3.Create a balance sheet account to keep track of the PPP loan and funds. 

4.Deposit the PPP funds into a dedicated bank account. Document as you draw down the funds for eligible expenses to help create a clean audit trail.

5.Carefully monitor how the funds are used, consistent with your plan. To qualify for loan forgiveness, you must use at least 75% of the funds for payroll costs, as defined by the CARES Act. That means you can use up to 25% of the funds for eligible non-payroll costs, which are: rent, interest payments on mortgages, interest on pre-existing loans, and utilities. (Note: For purposes of determining the percentage of use of proceeds for payroll costs, the amount of any Economic Injury Disaster Loan (EIDL) refinanced will be included.)

6.Loan forgiveness may be reduced if either of the following occurs:
      a)Employees who made less than $100,000 of compensation in 2019 have their compensation reduced by 25% or more; OR

        b)The number of full-time employee equivalents is less than the same number of employees during; either February 15, 2019, through June 30, 2019; OR January 1, 2020, through February 29, 2020—you choose the more favorable period to apply.

(Two important notes here.
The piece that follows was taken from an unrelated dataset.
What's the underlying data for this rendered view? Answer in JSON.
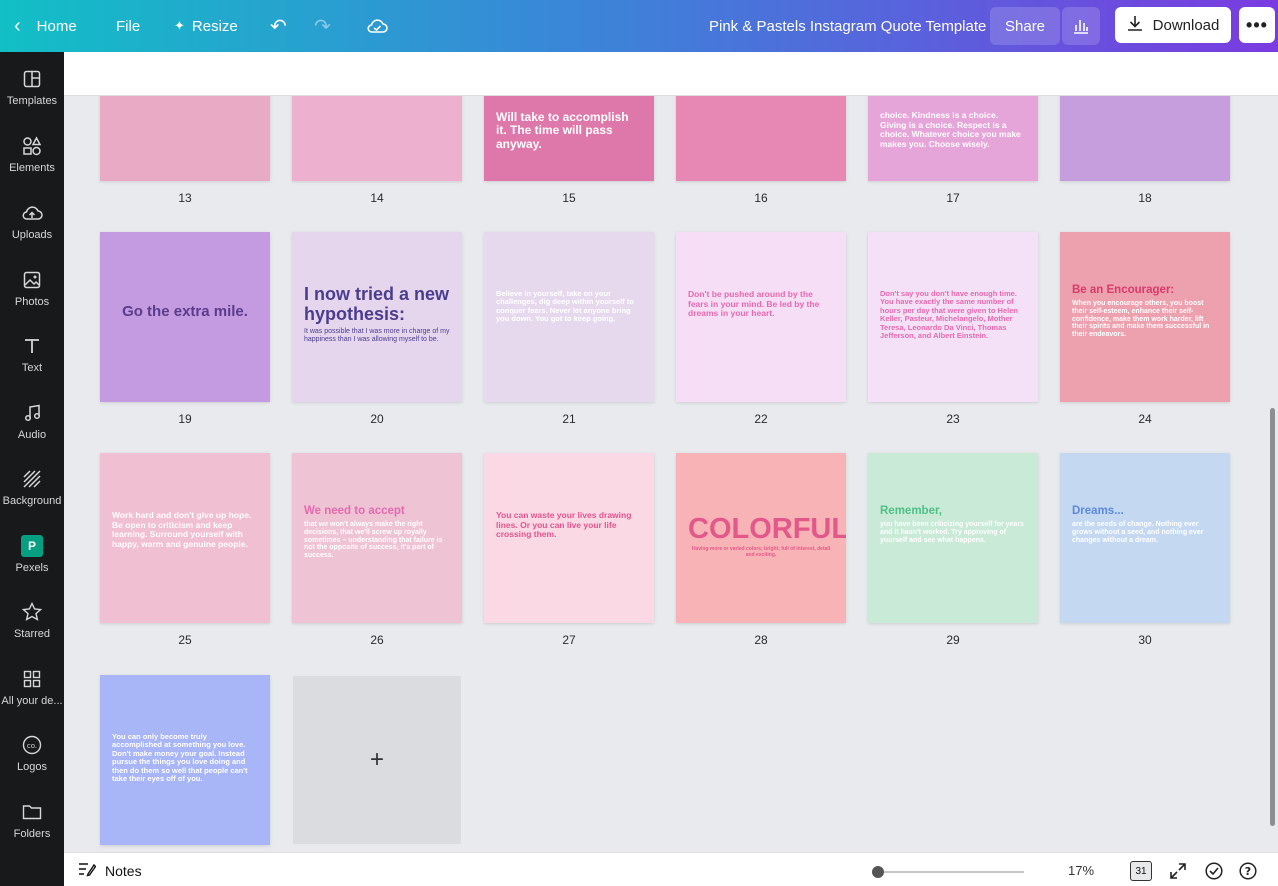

First, it is unclear at this time exactly how loan forgiveness will be reduced, and we expect further guidance providing some sliding scale. Second, if employee terminations have already occurred, you can hire employees back by June 30, 2020, to still qualify for loan forgiveness.)

7.Avoid utilizing other CARES Act relief programs that nullify participating in PPP, including:
         a)The Employee Retention Credit

          b)Deferral of Payroll Taxes

8.During the 8-week period that starts immediately after receiving PPP funds, maximize the payment of expenses that qualify for loan forgiveness, for example:
          a)Time payroll where possible to maximize payments during the 8-week period

          b)Consider paying bonuses to employees who have demonstrated superior job performance during the crisis (remember compensation above $100,000 does not count toward loan forgiveness)

          c)Make catch-up payroll payments to any employees whose compensation was reduced as a result of the COVID-19 crisis

         d)Make additional or early payments on rent, mortgage interest, or utilities (up to the 25% threshold)

9.Remember that any amount of the PPP funds not forgiven must be repaid within two years, but loan repayment may be deferred for up to six months. 

10.There is no penalty for early repayment, but do not rush to repay any loan balance that is not forgiven. Make sure your company’s cash position remains strong until the business crisis has clearly subsided. 

11.Avoid any misuse of the funds. Business owners using the funds for fraudulent purposes are subject to criminal charges.

For additional information, download our free C.A.R.E.S. Act Executive Summary, which contains actionable information on the PPP and ten additional major tax, stimulus, and business programs created in response to the COVID-19 public health and economic crisis.

Download Summary

The NAVIX team has helped hundreds of business owners prepare for exit. We have also helped countless owners and leaders deal with recessions, liquidity crises, and economic upheaval. Our experience and perspective enable us to guide our clients through difficult times, such as these.
Contact Tim 772-221-4499, to discuss strategies for your business.